It is my experience that most parents truly care about how conflict in divorce affects their child. Parents are sad for their lost childhood peace. They are compassionate and want to support their kids. For parents who are not reflecting enough on the impact to children when parents continue in conflict, here are a few notes on that. Children learn. First, let me remind you that children are aware of conflict whether you say anything or not. That is because, when you have an attachment relationship with them, they are “attuned” to you at a very neurological level. It is important to remember that a parent’s anxiety can be “caught” by the child increasing their own worry. This is a function of two brains mirroring; communicating on a very deep and implicit level. They implicitly sense tensions, discord, a parents anger and hurt regardless of how well we try to cover it. When the conflict between parents actually involves the child, even more problems occur. In either case, please understand your child is more isolated. If you have not heard me scream it from the mountaintops yet- ISOLATION is the enemy. Children need our support and mindfulness towards their experience. Children learn to cope, with or without support and some ways are healthier than others. Children post- divorce or with ongoing conflict may find themselves working to maintain support while parents work out their needed changes. When parents are upset with one another, they can be placed in-between, even without our meaning this outcome. They may lose support from one parent because they see them less. Attachment relationship that have formed are still biologically wired into the child, however changes may impact these relationship to be less predictable, have less shared time and leave the child feeling alone. They learn if we are there for them. Reduced “trust” in a parent may develop as things have become less predictable. You may see their stress come out in changed behaviors and withdrawing.
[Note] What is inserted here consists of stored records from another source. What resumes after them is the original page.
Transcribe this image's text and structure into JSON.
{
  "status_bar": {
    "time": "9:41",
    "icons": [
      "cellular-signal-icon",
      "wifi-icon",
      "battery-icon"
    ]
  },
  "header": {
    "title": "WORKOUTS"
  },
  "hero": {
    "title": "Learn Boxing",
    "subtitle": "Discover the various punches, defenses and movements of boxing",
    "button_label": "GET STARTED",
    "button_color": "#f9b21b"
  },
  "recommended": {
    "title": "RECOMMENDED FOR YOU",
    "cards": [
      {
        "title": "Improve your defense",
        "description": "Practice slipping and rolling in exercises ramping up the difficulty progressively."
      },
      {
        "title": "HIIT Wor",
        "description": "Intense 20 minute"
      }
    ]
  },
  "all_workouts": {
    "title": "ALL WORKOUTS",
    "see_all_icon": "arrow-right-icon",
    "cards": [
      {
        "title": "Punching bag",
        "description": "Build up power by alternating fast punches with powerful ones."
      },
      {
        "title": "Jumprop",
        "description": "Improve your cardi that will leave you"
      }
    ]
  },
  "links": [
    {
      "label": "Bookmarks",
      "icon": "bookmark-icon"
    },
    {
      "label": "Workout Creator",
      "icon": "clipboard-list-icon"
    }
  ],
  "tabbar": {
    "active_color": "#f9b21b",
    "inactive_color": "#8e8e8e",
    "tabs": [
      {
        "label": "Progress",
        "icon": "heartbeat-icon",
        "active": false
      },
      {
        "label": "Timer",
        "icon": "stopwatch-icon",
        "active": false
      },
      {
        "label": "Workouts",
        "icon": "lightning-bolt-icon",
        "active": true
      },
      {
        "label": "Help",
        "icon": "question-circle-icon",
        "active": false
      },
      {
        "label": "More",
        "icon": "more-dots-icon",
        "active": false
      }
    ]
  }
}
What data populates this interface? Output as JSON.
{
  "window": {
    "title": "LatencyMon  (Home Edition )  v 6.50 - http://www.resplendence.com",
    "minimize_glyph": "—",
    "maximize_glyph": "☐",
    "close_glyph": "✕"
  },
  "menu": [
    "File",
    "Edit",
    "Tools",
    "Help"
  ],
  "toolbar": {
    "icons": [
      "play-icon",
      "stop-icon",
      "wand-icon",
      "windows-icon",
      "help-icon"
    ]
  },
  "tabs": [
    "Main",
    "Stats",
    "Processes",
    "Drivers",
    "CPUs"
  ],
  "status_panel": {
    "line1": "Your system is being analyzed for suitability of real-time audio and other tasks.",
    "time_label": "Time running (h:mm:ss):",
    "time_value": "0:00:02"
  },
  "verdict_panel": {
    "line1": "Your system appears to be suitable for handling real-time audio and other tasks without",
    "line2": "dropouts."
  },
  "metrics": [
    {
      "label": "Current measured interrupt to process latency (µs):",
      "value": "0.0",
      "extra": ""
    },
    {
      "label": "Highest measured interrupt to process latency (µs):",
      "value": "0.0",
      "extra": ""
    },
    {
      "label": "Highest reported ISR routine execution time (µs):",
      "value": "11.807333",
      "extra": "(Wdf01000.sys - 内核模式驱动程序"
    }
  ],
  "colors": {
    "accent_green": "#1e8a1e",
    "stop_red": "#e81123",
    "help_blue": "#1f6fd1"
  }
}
In cases where a parent is very distraught or overtaken with the conflict, the child may become more the caretaker or partner to the parents. They may fulfill roles of caring for other children or the household. This is not always a bad thing and research shows that some children find a self confidence in helping out.
Children caught between to parents in ongoing conflict suffers from increased risk for depression, anxiety and a multitude of issues from increased self harm, drug use, school problems, early sexual behavior to adult mental health and relationship problems.
When parents, argue, outfight fight or even have ongoing tensions and cold silence of disagreement. Divorce and conflict can bring the kindest most balanced parent to behave in ways that are not typical. We are often at our worst, and sometimes in front of our kids.
What is one thing we can do today?
Remember, that when you interact with your partnering parent, you model for your child how to behave in conflict. You show the how to arrive at decisions when compromises or boundaries are made. When you are at the end of your patience they learn how to cope. The old song “Be careful little eyes what you see…” is truly the opposite. Let’s try “Be careful caring parent what you teach.”